Full disclosure: I support neither mainstream candidate for the current (2012) US Presidential election.
It amazes me how bad as people we are at recognizing rhetoric. What’s much more astonishing is how good we think ourselves as individuals are at it. You’re not good at it. Neither am I. Neither is anyone you know, unless someone you know is regularly hired to create rhetoric on a large scale.
We think we’re good at recognizing rhetoric because we can see things that, to us, are obviously rhetoric and can see lots of people falling for it. The birther movement comes to mind. As a whole, more people recognized that the idea of Obama not being born in the US was probably absurd. I assume we have plenty of checking as to whether an individual is actually legal to be elected as president. But of course a lot of people took up the movement and ran with it. If you didn’t believe the birther movement for one second, you probably fancy yourself as being able to recognize rhetoric.
You’re probably very wrong on that. That rhetoric was targeted for a specific demographic of people, people who already didn’t want Barack Obama as president and weren’t going to look into facts or think critically about it. They ran with it because it already spoke to them on something they wanted (Obama to not be the president). But any political campaign at the national level is undoubtedly releasing a barrage of rhetorical attacks. They’re just targeted differently.
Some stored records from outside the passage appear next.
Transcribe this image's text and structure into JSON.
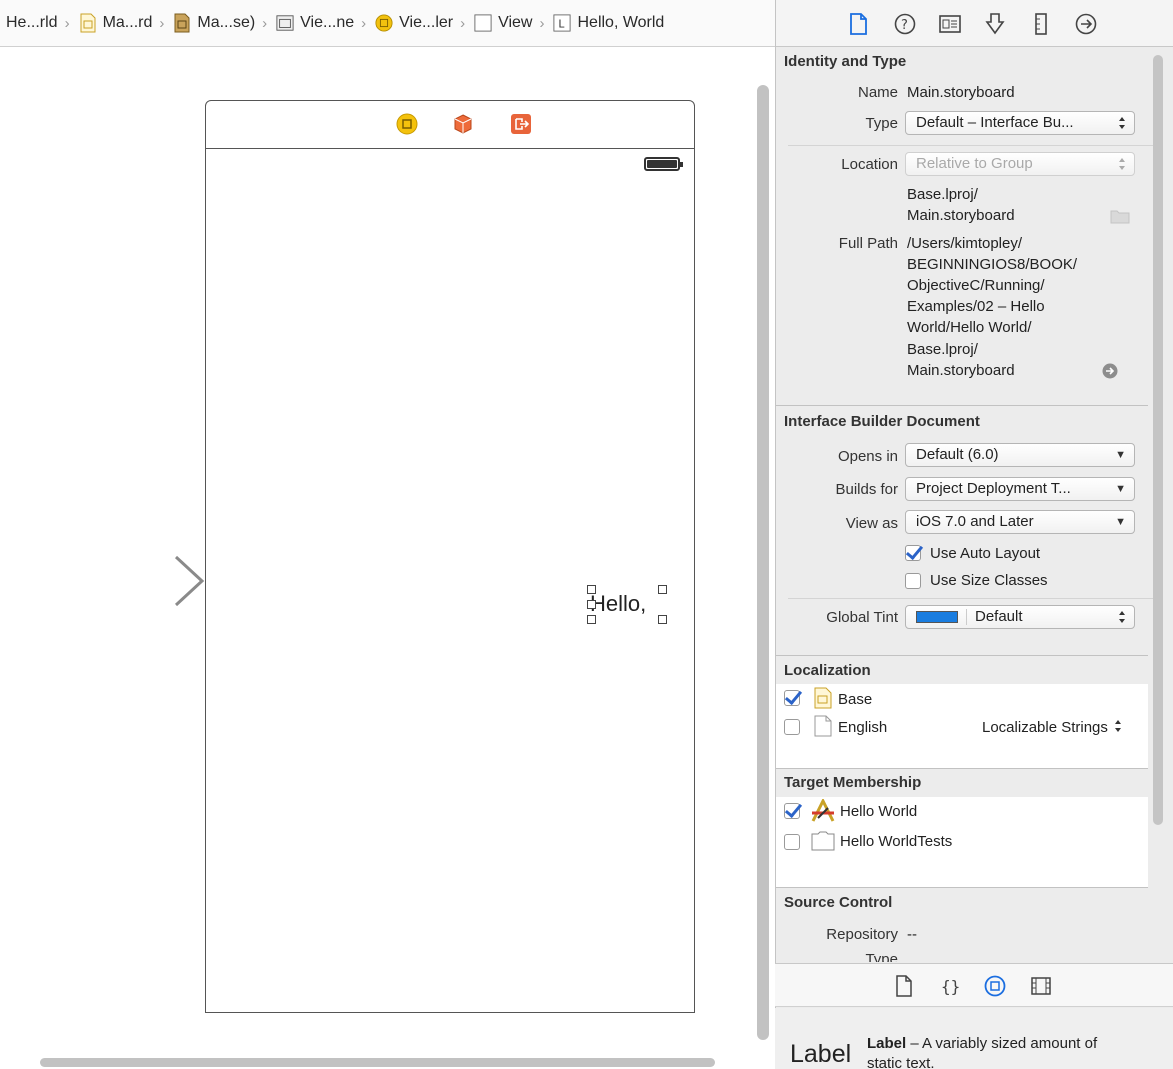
{
  "jumpbar": {
    "items": [
      {
        "label": "He...rld",
        "icon": "project-icon"
      },
      {
        "label": "Ma...rd",
        "icon": "storyboard-icon"
      },
      {
        "label": "Ma...se)",
        "icon": "storyboard-base-icon"
      },
      {
        "label": "Vie...ne",
        "icon": "scene-icon"
      },
      {
        "label": "Vie...ler",
        "icon": "view-controller-icon"
      },
      {
        "label": "View",
        "icon": "view-icon"
      },
      {
        "label": "Hello, World",
        "icon": "label-icon"
      }
    ],
    "separator": "›"
  },
  "canvas": {
    "label_text": "Hello, World"
  },
  "inspector": {
    "identity": {
      "heading": "Identity and Type",
      "name_label": "Name",
      "name_value": "Main.storyboard",
      "type_label": "Type",
      "type_value": "Default – Interface Bu...",
      "location_label": "Location",
      "location_value": "Relative to Group",
      "location_path_1": "Base.lproj/",
      "location_path_2": "Main.storyboard",
      "fullpath_label": "Full Path",
      "fullpath_lines": [
        "/Users/kimtopley/",
        "BEGINNINGIOS8/BOOK/",
        "ObjectiveC/Running/",
        "Examples/02 – Hello",
        "World/Hello World/",
        "Base.lproj/",
        "Main.storyboard"
      ]
    },
    "ibdoc": {
      "heading": "Interface Builder Document",
      "opens_in_label": "Opens in",
      "opens_in_value": "Default (6.0)",
      "builds_for_label": "Builds for",
      "builds_for_value": "Project Deployment T...",
      "view_as_label": "View as",
      "view_as_value": "iOS 7.0 and Later",
      "auto_layout_label": "Use Auto Layout",
      "auto_layout_checked": true,
      "size_classes_label": "Use Size Classes",
      "size_classes_checked": false,
      "global_tint_label": "Global Tint",
      "global_tint_value": "Default",
      "tint_color": "#1a7de0"
    },
    "localization": {
      "heading": "Localization",
      "items": [
        {
          "name": "Base",
          "checked": true,
          "extra": ""
        },
        {
          "name": "English",
          "checked": false,
          "extra": "Localizable Strings"
        }
      ]
    },
    "membership": {
      "heading": "Target Membership",
      "items": [
        {
          "name": "Hello World",
          "checked": true
        },
        {
          "name": "Hello WorldTests",
          "checked": false
        }
      ]
    },
    "source_control": {
      "heading": "Source Control",
      "repository_label": "Repository",
      "repository_value": "--",
      "type_label": "Type"
    }
  },
  "library": {
    "preview": "Label",
    "title": "Label",
    "description": " – A variably sized amount of",
    "description_2": "static text."
  }
}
Think of it as one level of rhetoric for the dumb people who already believe, or at least lean strongly to that cause. It fires them up, makes sure they go out and vote, and gets them repeating sound bytes over and over. That last part has the effect of getting undecideds of a similar make-up to hear these things over and over and accept them as truth, hopefully swaying these undecideds to the campaign’s side. Then, there’ll be another level of rhetoric for the next level up. These people may be more skeptical of claims so brash, so this rhetoric is a bit less blunt. Then, there’s another level that doesn’t look like obvious rhetoric, except to those strongly in the camp of the other side, to which everything from the opposing camp looks like rhetoric. This continues on decreasing levels of obviousness all the way up to whatever the last demographic is that’s still worth the effort. How many different levels of rhetoric from each side have you identified prior to reading this post? If you have anything less than 5 for either side, you’re bad at recognizing it. You probably see a lot for your opponent, but little to none for your side. You’ve put blinders on yourself. Don’t worry, though…we’re wired that way. If we weren’t, this effect wouldn’t be so universally true for everyone.
As you go up the scale, you see more numbers thrown out, giving the impression that there’s a lot of empirical data to support the claims. Generally, these numbers are gross distortions, biased studies, or blatant lies. Luckily, you won’t check on them, so they still work. Qualitative arguments abound throughout. It’s a way to appeal to a voter’s emotions and bank on them not checking up on things. Almost always, they’re extreme edge cases that are embellished a bit to look even more extreme. Campaigns want you to vote with your gut, not with research. Providing lots of sound research to support an idea is a lot more work.
Luckily, they don’t need to. Fear, uncertainty, and doubt are what decide the bulk of the votes, at least the undecided ones. Paint a picture of your opponent with those three attributes, and another picture of why that’s not true for yourself. Of course, your opponent will be doing the same to you, so make sure you’re depiction of him is extra scary. Make him seem out of touch, stupid, greedy, sitting in an ivory tower, someone who doesn’t understand the plight of Joe Sixpack.
Undoubtedly, the people who strongly support Romney while reading this will see these traits in the Obama campaign, but either ignore or downplay them in the Romney campaign and come up with whatever justification their mind needs. Likewise, the Pro-Obama supporters will think I just described the Romney plan to the letter, but justify why the Obama campaign isn’t doing it, or at least how that campaign isn’t as strong about it. They’re both doing it. It just probably takes someone who’s apathetic to either candidate’s victory to see it in both.
The things your campaign has told you as truths, likely aren’t. That holds for both sides. Qualitative arguments supporting something new treat that action in isolation. It’s never in isolation. Every change we make will have effects, both positive and negative, ripple throughout the system. The arguments opposing change always blow out of proportion the magnitude of these effects. It’s scarier that way. It gets more votes.
Most people who read this probably think they can see it in others, but still don’t believe they themselves are affected. You could be right. You’re very likely not.
I’m sure I’m just as bad as anyone else once I hear some rhetoric that speaks to me. I’m made of the same organic shit as everyone else, wired in the same way, and have the same chemicals released by my brain. I can see it in this election because I have no interest in anyone. I’m sure if someone whom I felt represented my views was running, I’d just see it as telling the truth.